§ **PROBLEM**:
A single number is all that's needed: how many lines in the data contain the string "Travel".

§ **AVAILABLE DATA**:
▽

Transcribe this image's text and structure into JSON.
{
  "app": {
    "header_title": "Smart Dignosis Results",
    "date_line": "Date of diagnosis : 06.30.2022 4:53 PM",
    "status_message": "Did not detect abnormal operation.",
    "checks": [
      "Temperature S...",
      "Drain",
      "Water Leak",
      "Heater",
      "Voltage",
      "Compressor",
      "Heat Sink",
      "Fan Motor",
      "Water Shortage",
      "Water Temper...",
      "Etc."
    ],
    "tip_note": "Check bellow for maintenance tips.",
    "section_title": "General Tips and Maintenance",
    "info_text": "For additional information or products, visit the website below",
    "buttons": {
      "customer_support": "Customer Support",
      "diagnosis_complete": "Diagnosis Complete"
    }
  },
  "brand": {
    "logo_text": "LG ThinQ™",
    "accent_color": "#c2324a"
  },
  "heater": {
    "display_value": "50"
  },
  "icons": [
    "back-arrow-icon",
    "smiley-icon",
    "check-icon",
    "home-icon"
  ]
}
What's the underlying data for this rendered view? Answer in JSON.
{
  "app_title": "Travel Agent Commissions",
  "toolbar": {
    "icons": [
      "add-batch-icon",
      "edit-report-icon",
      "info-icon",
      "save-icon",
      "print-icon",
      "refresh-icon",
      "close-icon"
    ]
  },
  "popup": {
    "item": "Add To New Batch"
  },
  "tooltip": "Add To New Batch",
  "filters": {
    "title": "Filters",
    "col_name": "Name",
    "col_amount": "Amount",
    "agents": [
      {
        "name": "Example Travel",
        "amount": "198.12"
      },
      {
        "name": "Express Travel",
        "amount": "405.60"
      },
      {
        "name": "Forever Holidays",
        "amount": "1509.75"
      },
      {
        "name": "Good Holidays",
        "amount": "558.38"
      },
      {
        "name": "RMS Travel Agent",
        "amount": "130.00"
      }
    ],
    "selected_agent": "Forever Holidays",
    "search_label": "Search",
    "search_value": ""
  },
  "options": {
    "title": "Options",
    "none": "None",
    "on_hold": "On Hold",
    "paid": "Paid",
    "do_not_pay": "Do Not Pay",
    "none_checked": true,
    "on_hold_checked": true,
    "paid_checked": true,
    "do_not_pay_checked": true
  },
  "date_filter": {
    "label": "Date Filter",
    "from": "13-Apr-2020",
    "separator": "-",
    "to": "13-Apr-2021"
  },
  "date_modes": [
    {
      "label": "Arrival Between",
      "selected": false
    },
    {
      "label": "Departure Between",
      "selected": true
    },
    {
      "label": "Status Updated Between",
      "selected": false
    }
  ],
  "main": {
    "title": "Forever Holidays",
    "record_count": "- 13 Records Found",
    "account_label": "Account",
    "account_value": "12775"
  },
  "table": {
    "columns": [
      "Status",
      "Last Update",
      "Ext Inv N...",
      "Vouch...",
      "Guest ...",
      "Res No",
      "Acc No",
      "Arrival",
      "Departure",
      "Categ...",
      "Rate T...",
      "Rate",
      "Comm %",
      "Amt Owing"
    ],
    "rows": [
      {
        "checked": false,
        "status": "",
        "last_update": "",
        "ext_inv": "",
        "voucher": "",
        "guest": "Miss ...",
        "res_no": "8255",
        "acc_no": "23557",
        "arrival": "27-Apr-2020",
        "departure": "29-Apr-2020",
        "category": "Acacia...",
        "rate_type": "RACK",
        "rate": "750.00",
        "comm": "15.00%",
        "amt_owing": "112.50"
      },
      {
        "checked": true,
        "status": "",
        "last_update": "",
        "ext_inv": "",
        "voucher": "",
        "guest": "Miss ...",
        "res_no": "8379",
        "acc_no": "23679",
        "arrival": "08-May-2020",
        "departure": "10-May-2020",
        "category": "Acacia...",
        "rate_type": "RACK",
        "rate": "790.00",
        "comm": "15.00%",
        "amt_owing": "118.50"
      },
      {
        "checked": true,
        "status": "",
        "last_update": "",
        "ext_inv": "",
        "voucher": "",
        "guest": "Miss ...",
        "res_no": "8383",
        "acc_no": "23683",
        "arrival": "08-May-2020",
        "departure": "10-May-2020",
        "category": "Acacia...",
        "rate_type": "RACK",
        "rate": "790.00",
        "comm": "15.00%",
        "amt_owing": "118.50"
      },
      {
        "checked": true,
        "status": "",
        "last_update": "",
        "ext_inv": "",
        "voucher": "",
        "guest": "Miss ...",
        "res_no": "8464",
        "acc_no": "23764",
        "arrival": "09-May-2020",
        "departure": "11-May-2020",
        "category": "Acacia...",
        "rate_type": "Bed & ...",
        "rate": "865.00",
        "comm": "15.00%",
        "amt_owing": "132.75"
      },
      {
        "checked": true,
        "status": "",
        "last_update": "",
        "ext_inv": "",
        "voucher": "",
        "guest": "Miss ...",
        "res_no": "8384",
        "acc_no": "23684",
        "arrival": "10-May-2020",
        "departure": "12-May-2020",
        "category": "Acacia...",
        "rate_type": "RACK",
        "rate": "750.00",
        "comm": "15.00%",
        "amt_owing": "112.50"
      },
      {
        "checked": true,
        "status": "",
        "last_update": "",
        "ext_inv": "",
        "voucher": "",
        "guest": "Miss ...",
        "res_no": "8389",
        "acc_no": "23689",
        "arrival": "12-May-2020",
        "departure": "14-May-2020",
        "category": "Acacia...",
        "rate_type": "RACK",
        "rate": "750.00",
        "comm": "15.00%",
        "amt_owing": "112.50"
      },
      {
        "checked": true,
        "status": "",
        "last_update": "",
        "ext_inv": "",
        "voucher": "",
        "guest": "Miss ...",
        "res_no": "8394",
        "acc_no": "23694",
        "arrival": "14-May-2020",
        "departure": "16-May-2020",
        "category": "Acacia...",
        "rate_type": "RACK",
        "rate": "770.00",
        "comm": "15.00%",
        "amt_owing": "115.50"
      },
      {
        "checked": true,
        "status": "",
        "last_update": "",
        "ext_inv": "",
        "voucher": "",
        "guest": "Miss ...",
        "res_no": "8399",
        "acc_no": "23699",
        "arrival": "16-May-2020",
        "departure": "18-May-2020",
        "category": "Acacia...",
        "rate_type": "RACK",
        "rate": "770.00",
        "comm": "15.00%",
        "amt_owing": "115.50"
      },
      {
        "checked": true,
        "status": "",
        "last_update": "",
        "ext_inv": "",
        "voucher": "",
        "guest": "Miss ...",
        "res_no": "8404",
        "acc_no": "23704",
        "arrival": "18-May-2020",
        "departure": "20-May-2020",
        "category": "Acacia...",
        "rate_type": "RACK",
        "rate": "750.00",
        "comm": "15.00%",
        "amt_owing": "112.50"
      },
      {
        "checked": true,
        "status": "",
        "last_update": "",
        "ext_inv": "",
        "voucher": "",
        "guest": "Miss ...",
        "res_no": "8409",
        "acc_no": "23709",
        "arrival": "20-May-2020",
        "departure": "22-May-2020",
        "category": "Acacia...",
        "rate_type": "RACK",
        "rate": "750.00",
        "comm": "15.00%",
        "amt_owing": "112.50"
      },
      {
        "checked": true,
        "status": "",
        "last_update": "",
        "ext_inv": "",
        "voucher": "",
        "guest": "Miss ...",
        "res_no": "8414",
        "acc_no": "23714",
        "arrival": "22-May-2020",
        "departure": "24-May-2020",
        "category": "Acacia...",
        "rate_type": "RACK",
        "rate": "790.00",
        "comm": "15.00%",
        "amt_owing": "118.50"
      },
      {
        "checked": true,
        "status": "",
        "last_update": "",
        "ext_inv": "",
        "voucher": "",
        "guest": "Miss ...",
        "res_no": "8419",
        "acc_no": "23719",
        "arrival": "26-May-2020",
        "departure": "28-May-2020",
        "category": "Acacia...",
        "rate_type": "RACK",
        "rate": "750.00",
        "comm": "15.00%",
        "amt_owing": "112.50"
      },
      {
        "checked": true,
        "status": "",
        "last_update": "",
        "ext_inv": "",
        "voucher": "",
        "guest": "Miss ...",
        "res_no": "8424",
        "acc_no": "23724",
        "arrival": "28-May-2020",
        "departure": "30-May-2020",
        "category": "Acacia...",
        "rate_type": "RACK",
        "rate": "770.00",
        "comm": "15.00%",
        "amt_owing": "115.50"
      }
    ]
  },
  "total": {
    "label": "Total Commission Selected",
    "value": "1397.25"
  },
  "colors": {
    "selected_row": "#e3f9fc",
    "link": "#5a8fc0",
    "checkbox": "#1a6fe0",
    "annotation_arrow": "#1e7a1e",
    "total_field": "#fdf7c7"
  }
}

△
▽

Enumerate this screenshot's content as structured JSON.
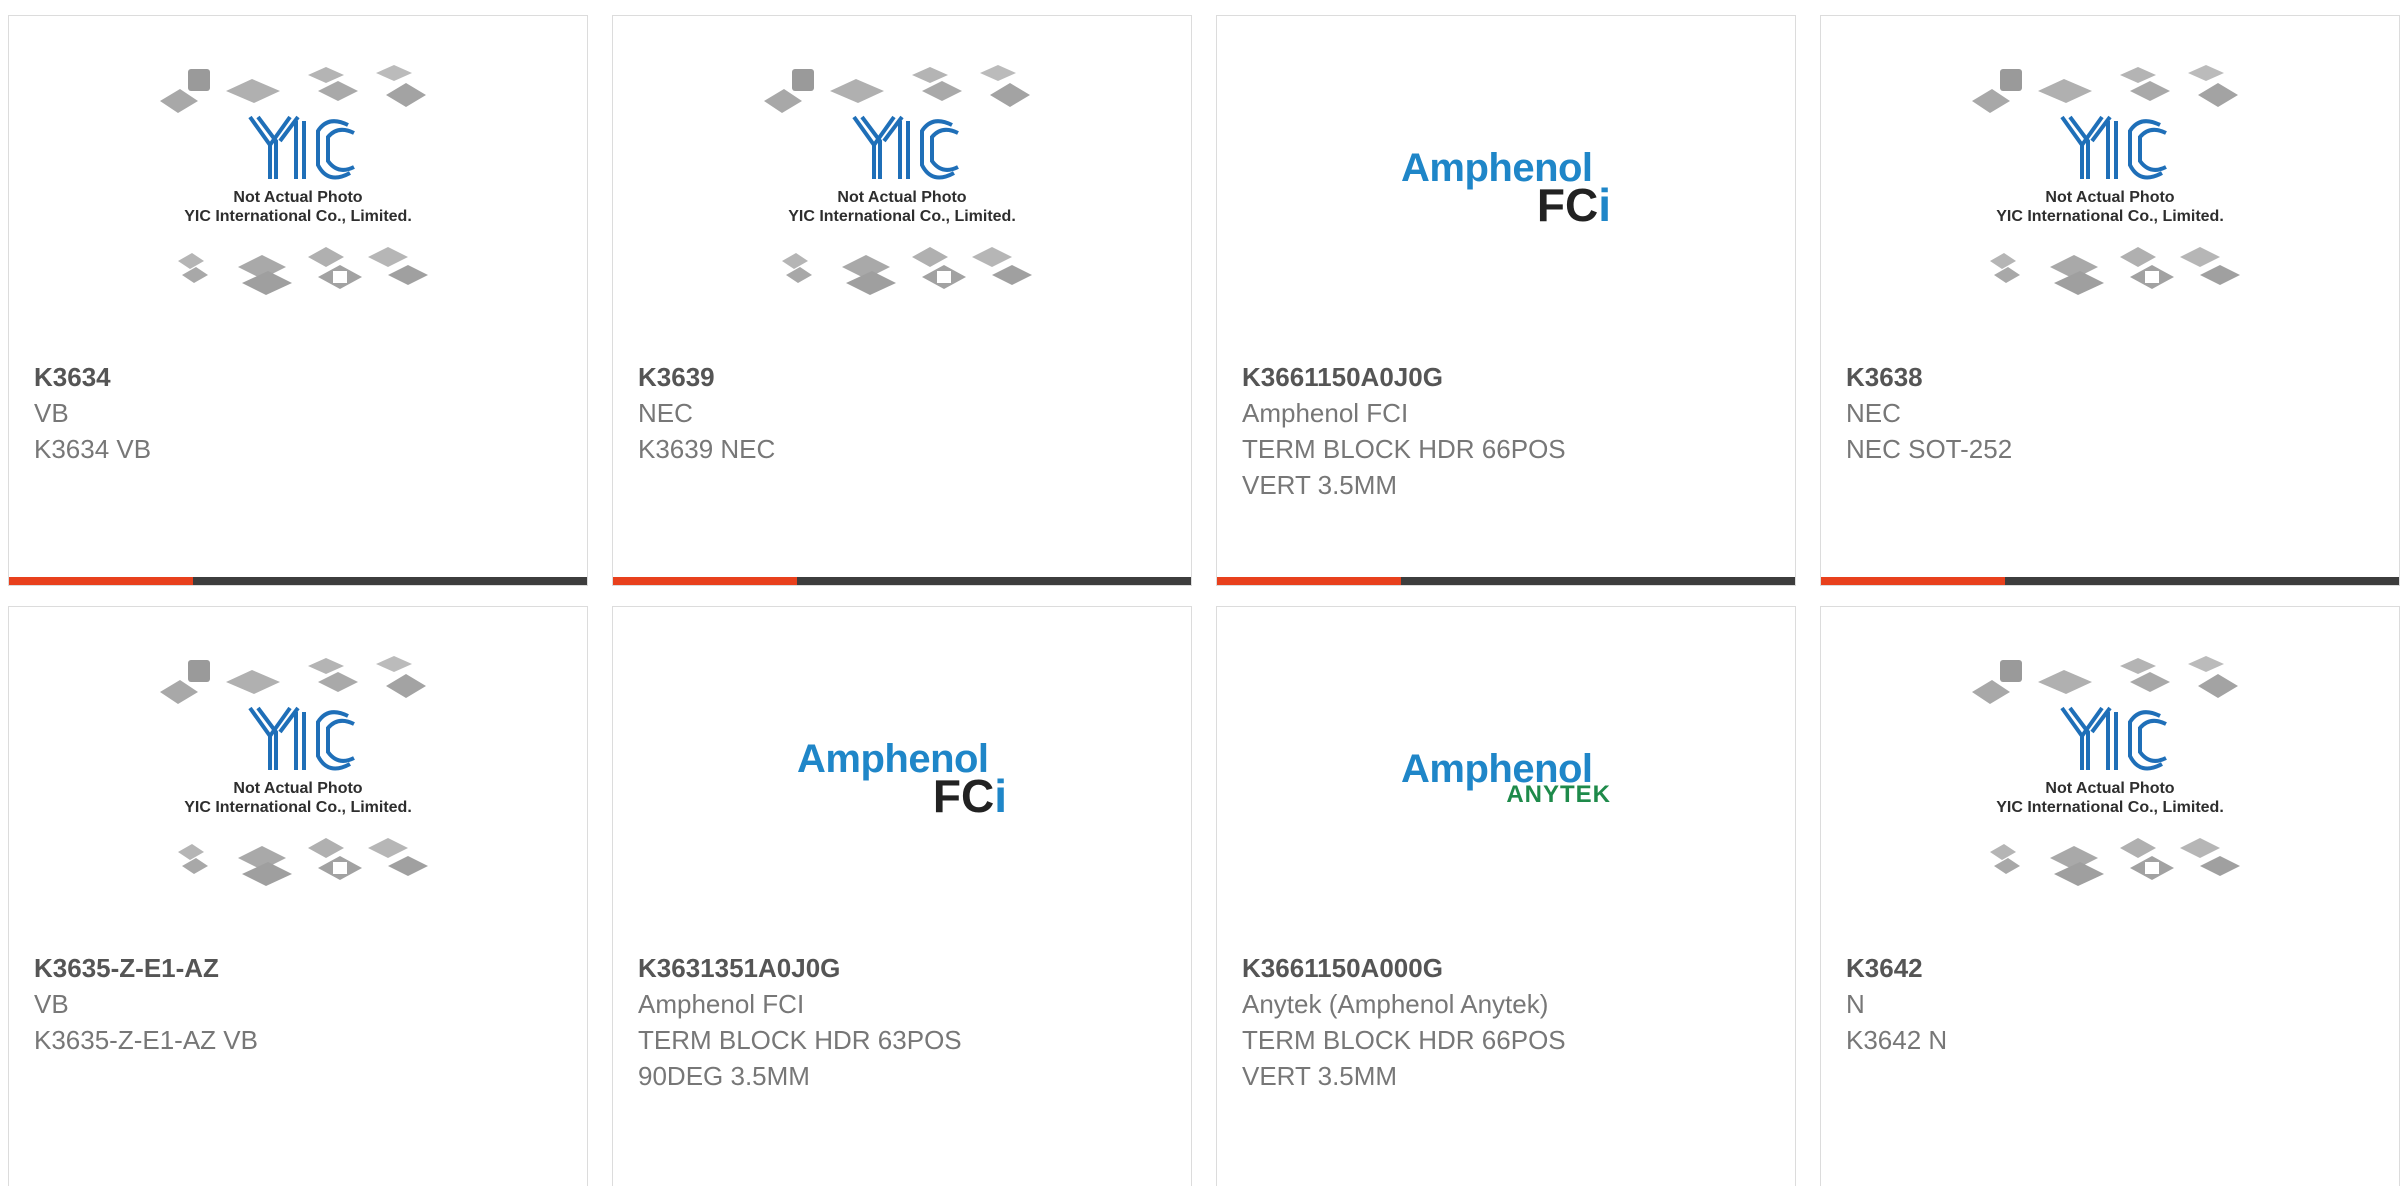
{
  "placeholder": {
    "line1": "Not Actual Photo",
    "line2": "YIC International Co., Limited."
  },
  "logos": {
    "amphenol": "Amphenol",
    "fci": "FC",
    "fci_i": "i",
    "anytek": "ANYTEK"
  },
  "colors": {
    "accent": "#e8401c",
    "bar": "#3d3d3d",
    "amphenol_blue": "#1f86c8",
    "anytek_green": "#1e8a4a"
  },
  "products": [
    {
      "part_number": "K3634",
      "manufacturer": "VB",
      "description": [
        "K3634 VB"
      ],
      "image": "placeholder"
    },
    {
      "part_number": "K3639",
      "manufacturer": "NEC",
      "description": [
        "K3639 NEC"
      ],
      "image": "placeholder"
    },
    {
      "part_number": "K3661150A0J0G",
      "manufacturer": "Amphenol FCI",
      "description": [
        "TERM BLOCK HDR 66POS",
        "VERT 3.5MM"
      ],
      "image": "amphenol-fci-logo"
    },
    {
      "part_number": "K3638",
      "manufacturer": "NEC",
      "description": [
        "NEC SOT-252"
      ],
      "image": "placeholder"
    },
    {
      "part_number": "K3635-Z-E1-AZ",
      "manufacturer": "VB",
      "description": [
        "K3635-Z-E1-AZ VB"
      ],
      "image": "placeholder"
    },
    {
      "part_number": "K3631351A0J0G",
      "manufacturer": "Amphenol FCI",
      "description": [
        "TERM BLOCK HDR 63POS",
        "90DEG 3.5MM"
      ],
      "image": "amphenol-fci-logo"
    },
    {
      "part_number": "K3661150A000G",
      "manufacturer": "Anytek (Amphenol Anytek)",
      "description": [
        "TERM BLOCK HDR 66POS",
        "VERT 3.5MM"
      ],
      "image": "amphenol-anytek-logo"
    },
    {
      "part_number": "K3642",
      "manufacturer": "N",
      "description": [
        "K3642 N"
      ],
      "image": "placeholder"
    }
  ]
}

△
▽

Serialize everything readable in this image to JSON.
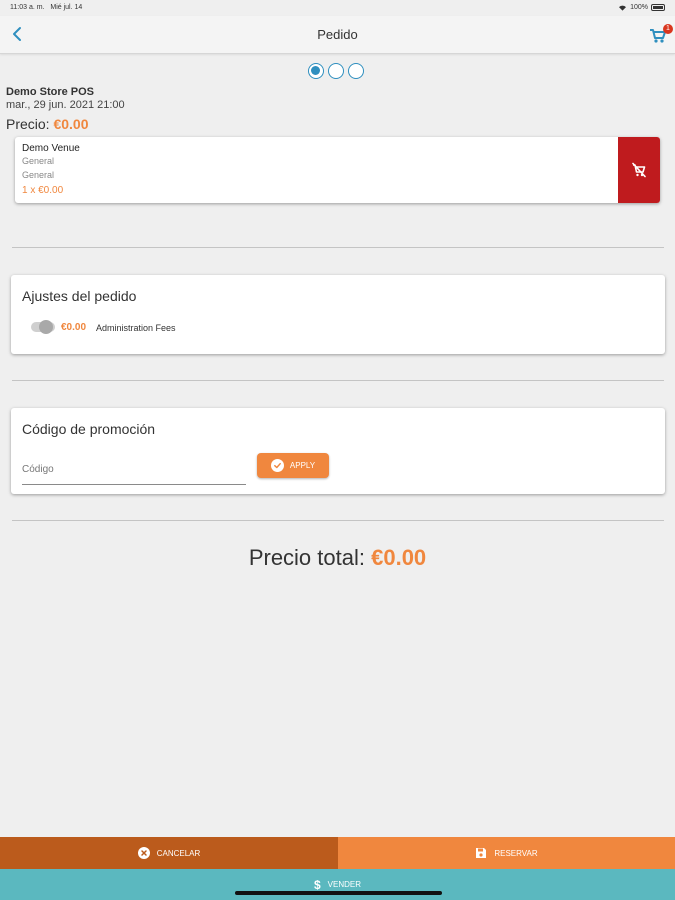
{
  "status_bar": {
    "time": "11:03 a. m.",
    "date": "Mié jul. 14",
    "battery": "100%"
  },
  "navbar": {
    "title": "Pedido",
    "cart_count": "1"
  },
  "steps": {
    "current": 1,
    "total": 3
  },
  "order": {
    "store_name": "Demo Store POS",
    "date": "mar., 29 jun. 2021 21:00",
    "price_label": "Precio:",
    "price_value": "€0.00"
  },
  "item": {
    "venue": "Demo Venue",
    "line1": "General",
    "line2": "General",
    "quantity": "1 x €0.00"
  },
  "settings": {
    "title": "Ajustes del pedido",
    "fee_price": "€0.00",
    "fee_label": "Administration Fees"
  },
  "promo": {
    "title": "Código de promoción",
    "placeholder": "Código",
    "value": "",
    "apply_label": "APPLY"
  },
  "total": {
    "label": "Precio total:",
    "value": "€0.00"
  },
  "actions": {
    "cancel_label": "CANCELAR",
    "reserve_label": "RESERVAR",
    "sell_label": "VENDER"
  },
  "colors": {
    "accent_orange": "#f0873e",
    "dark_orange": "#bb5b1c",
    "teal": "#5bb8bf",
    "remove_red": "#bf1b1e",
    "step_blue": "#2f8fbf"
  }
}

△

§ **RESULT OF THIS EXERCISE**:
4